## Exercise aim
Take the data below and filter it for lines containing the word "teacher"; show each line found.

___ Exercise input

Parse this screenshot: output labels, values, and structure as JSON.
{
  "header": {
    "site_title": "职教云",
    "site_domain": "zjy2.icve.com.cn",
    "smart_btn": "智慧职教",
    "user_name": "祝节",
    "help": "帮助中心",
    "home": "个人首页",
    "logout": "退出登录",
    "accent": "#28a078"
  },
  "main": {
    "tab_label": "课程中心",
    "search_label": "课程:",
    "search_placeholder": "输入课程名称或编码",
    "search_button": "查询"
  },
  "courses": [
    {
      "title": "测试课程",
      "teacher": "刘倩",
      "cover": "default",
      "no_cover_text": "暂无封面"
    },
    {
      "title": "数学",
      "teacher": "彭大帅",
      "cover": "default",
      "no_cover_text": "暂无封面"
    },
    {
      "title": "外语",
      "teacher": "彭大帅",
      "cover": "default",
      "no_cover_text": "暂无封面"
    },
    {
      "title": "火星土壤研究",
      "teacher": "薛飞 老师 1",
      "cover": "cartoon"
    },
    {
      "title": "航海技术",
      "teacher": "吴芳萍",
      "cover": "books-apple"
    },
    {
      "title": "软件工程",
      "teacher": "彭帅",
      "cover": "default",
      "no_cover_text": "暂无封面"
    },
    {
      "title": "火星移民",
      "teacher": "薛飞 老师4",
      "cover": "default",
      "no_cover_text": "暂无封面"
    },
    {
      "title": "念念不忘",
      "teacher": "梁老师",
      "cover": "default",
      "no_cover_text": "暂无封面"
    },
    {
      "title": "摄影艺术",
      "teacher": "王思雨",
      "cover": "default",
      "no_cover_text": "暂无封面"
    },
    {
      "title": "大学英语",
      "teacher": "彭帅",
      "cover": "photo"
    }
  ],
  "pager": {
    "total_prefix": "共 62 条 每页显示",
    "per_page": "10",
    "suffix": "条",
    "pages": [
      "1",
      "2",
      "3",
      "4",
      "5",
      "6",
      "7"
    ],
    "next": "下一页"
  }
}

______

## Answer to this task
      "teacher": "刘倩",
      "teacher": "彭大帅",
      "teacher": "彭大帅",
      "teacher": "薛飞 老师 1",
      "teacher": "吴芳萍",
      "teacher": "彭帅",
      "teacher": "薛飞 老师4",
      "teacher": "梁老师",
      "teacher": "王思雨",
      "teacher": "彭帅",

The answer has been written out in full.